Many business owners and employees can attest that trade secret litigation in California is not uncommon. There have been many cases where companies have sued former employees for starting their own businesses after stealing trade secrets.
Whether you are an employee being sued by a former employer or an employer protecting yourself from unlawful trade secret theft, it is important to understand the laws that govern this essential commercial regulation.
What exactly is a trade secret?
In California, a trade secret refers to “procedures, skills and other key information that gives a business a competitive advantage; derives independent economic merit from not being generally known by others and is not reasonably and independently ascertainable on one’s own.” Trade secret rights are not subject to filing requirements or legal fees.
The Uniform Trade Secrets Act refers to the theft of trade secrets as misappropriation.
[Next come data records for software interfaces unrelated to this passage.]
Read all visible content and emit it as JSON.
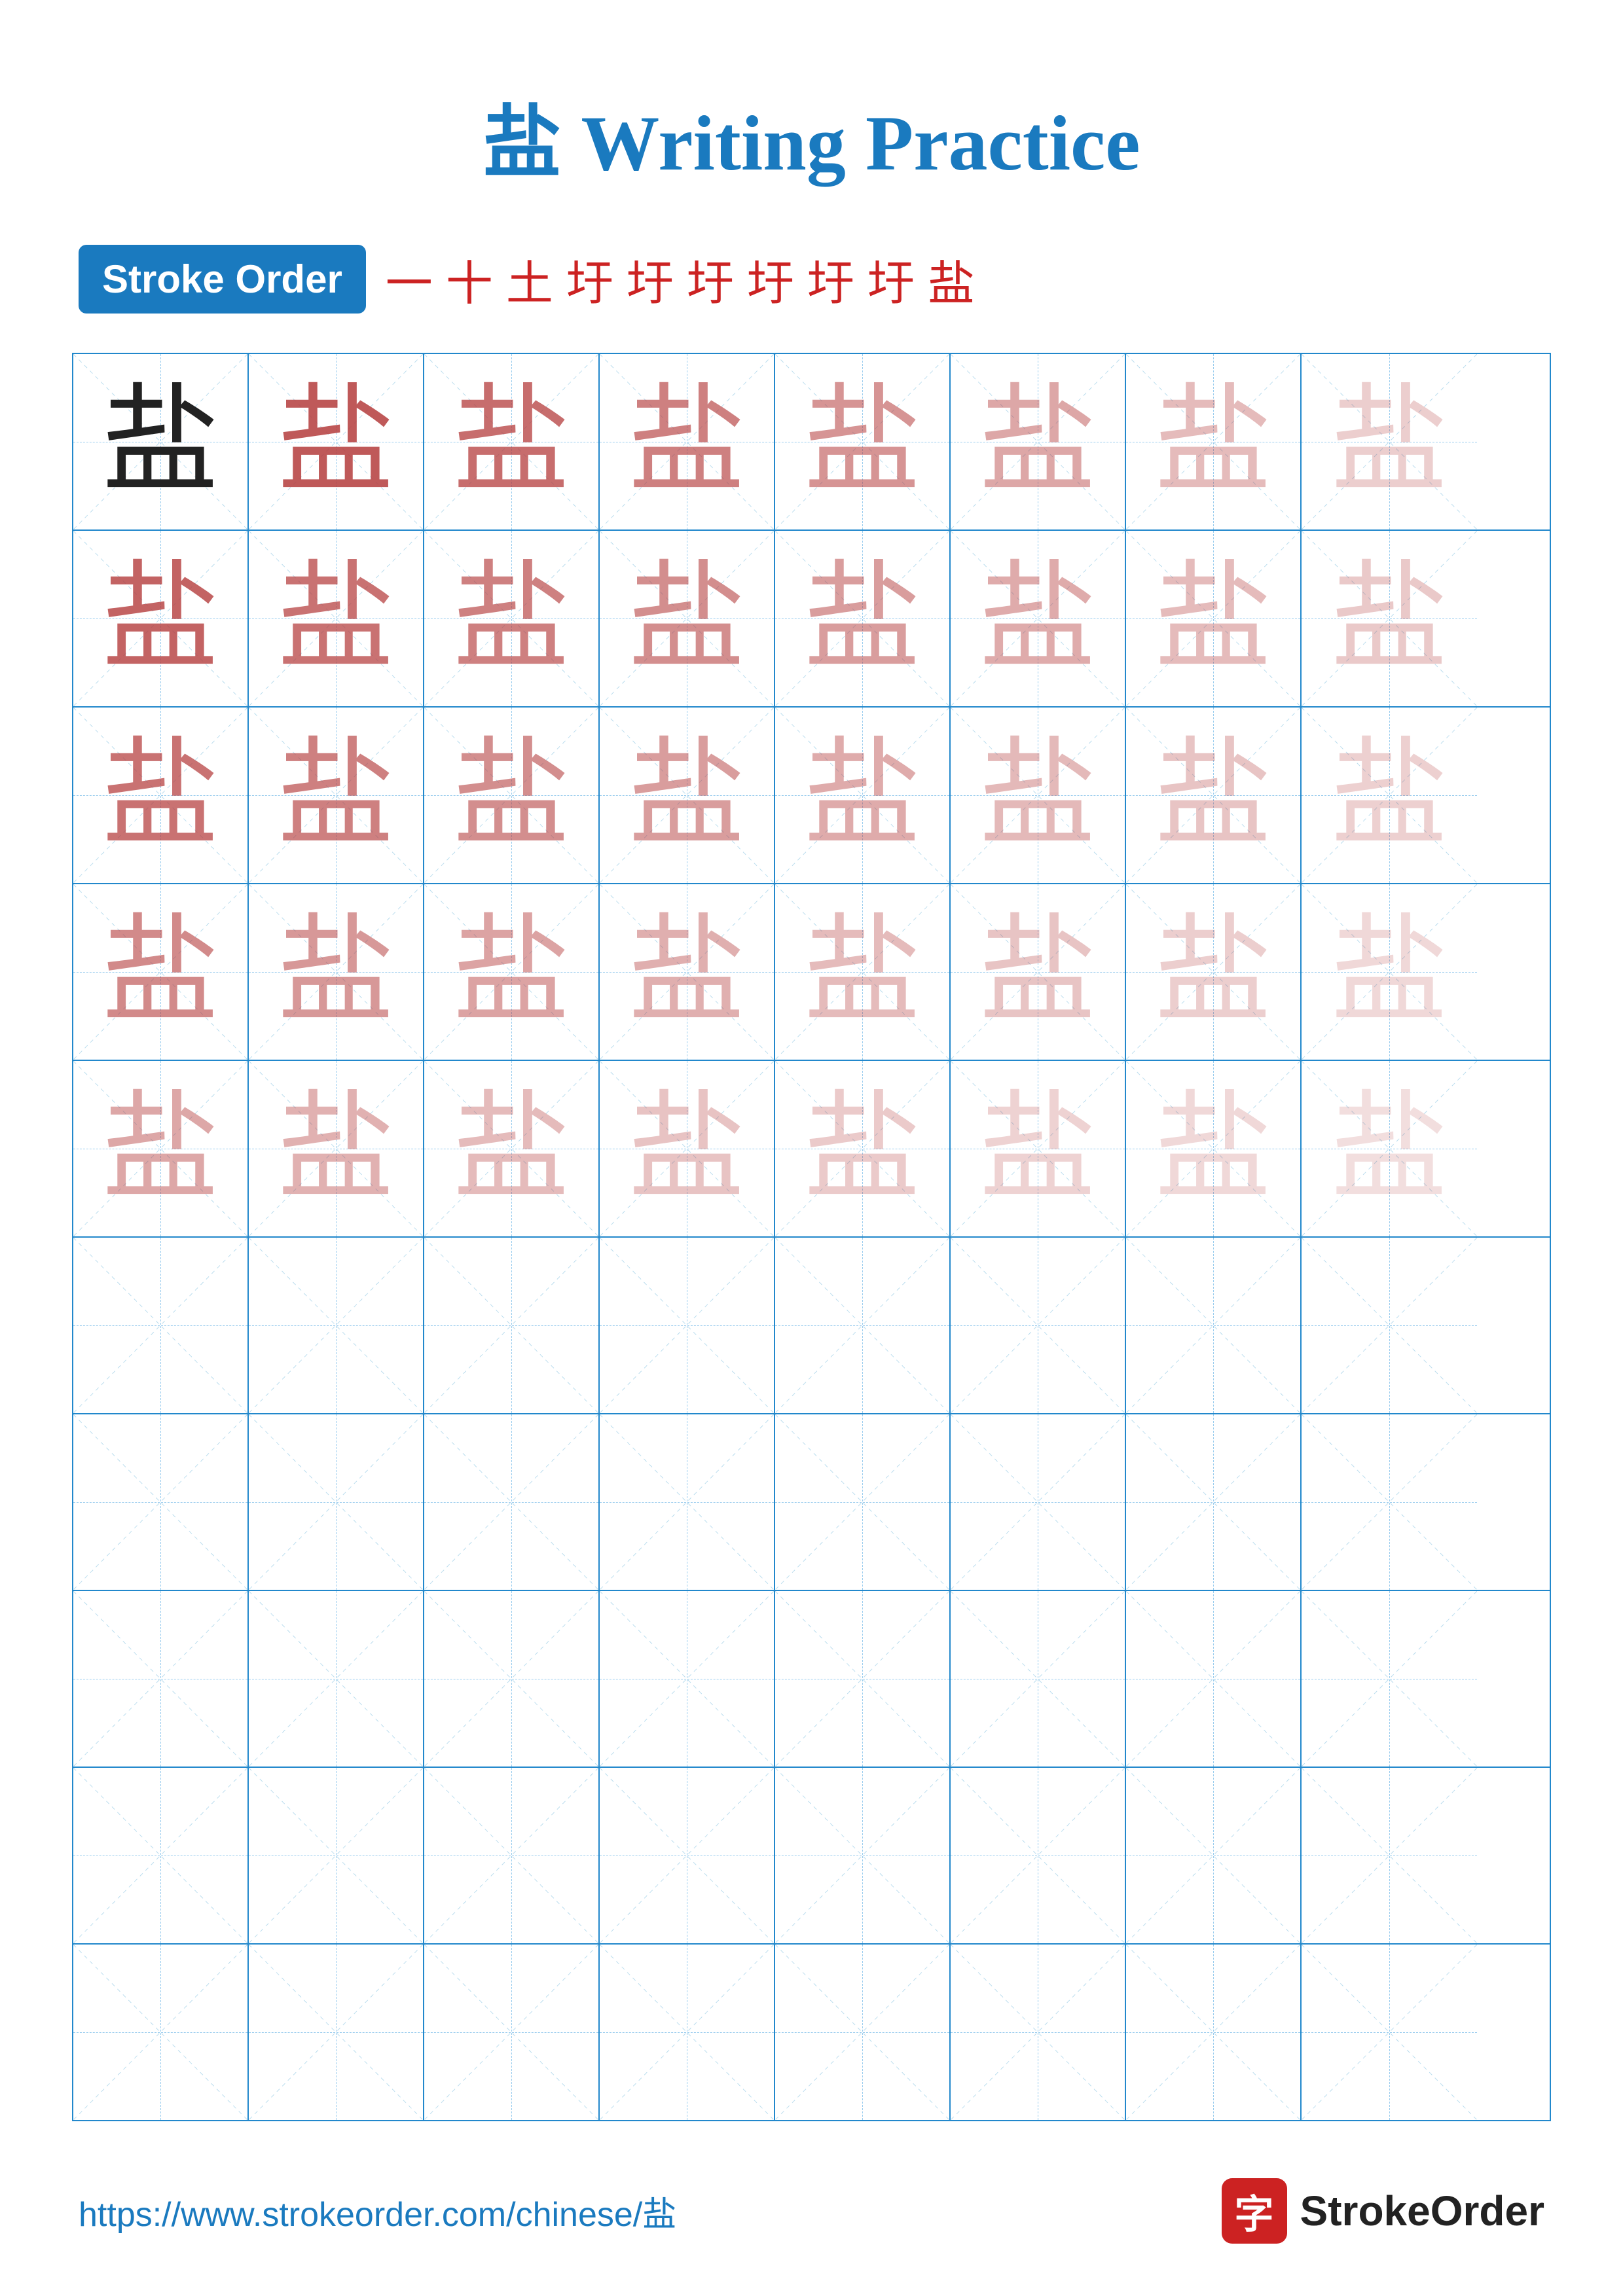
{
  "title": "盐 Writing Practice",
  "character": "盐",
  "stroke_order_label": "Stroke Order",
  "stroke_order_chars": [
    "一",
    "十",
    "土",
    "圩",
    "圩",
    "圩",
    "圩",
    "圩",
    "圩",
    "盐"
  ],
  "rows": 10,
  "cols": 8,
  "footer_url": "https://www.strokeorder.com/chinese/盐",
  "footer_brand": "StrokeOrder",
  "brand_char": "字"
}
This act means that if you knowingly acquire trade secrets through improper means such as bribery, theft, misrepresentation, or breach of duty to maintain secrecy, you have committed misappropriation. Here are some of the protected trade secrets today:
- Manufacturing processes
- Research and development
- Secret ingredients or recipes
- Clients lists
- Future marketing plans
However, it is not illegal to discover a trade secret through independent means. For instance, you can legally uncover a trade secret for making a specific product through reverse engineering.
Remedies for misappropriation of trade secrets
Anyone found liable for misappropriation of trades secrets may face, among other things, having to pay damages, giving up any profits earned while using the trade secrets, an injunction, and payment of attorneys’ fees and costs.